• Assignment: Every line below is to be quoted exactly, with nothing added or dropped.

(Source information Opens)

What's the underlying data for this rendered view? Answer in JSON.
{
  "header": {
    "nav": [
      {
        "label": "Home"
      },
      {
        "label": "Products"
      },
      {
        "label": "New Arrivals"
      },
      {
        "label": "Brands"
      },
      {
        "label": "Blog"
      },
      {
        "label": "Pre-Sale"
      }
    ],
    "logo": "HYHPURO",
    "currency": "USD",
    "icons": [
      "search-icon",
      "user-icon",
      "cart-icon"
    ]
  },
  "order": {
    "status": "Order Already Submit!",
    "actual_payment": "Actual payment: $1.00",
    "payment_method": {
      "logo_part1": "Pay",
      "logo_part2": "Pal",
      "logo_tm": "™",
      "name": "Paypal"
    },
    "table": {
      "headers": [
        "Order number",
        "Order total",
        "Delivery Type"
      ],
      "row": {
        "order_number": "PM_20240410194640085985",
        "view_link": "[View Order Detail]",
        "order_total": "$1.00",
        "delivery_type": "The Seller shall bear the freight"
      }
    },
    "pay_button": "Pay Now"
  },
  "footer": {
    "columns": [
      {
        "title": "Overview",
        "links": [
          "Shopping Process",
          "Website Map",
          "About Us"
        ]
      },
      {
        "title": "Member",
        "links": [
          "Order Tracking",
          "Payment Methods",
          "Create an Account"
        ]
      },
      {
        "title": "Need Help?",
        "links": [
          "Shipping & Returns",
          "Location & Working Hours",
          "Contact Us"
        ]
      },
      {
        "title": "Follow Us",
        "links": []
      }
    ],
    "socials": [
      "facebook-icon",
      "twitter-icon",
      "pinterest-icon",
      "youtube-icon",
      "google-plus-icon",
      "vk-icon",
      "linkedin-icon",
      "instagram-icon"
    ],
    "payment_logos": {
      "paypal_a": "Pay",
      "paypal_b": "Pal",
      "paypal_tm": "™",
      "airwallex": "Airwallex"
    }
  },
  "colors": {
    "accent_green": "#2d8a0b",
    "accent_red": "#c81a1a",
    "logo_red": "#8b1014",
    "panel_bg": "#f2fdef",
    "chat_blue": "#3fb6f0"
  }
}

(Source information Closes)

• Solution to this problem:
What's the underlying data for this rendered view? Answer in JSON.
{
  "header": {
    "nav": [
      {
        "label": "Home"
      },
      {
        "label": "Products"
      },
      {
        "label": "New Arrivals"
      },
      {
        "label": "Brands"
      },
      {
        "label": "Blog"
      },
      {
        "label": "Pre-Sale"
      }
    ],
    "logo": "HYHPURO",
    "currency": "USD",
    "icons": [
      "search-icon",
      "user-icon",
      "cart-icon"
    ]
  },
  "order": {
    "status": "Order Already Submit!",
    "actual_payment": "Actual payment: $1.00",
    "payment_method": {
      "logo_part1": "Pay",
      "logo_part2": "Pal",
      "logo_tm": "™",
      "name": "Paypal"
    },
    "table": {
      "headers": [
        "Order number",
        "Order total",
        "Delivery Type"
      ],
      "row": {
        "order_number": "PM_20240410194640085985",
        "view_link": "[View Order Detail]",
        "order_total": "$1.00",
        "delivery_type": "The Seller shall bear the freight"
      }
    },
    "pay_button": "Pay Now"
  },
  "footer": {
    "columns": [
      {
        "title": "Overview",
        "links": [
          "Shopping Process",
          "Website Map",
          "About Us"
        ]
      },
      {
        "title": "Member",
        "links": [
          "Order Tracking",
          "Payment Methods",
          "Create an Account"
        ]
      },
      {
        "title": "Need Help?",
        "links": [
          "Shipping & Returns",
          "Location & Working Hours",
          "Contact Us"
        ]
      },
      {
        "title": "Follow Us",
        "links": []
      }
    ],
    "socials": [
      "facebook-icon",
      "twitter-icon",
      "pinterest-icon",
      "youtube-icon",
      "google-plus-icon",
      "vk-icon",
      "linkedin-icon",
      "instagram-icon"
    ],
    "payment_logos": {
      "paypal_a": "Pay",
      "paypal_b": "Pal",
      "paypal_tm": "™",
      "airwallex": "Airwallex"
    }
  },
  "colors": {
    "accent_green": "#2d8a0b",
    "accent_red": "#c81a1a",
    "logo_red": "#8b1014",
    "panel_bg": "#f2fdef",
    "chat_blue": "#3fb6f0"
  }
}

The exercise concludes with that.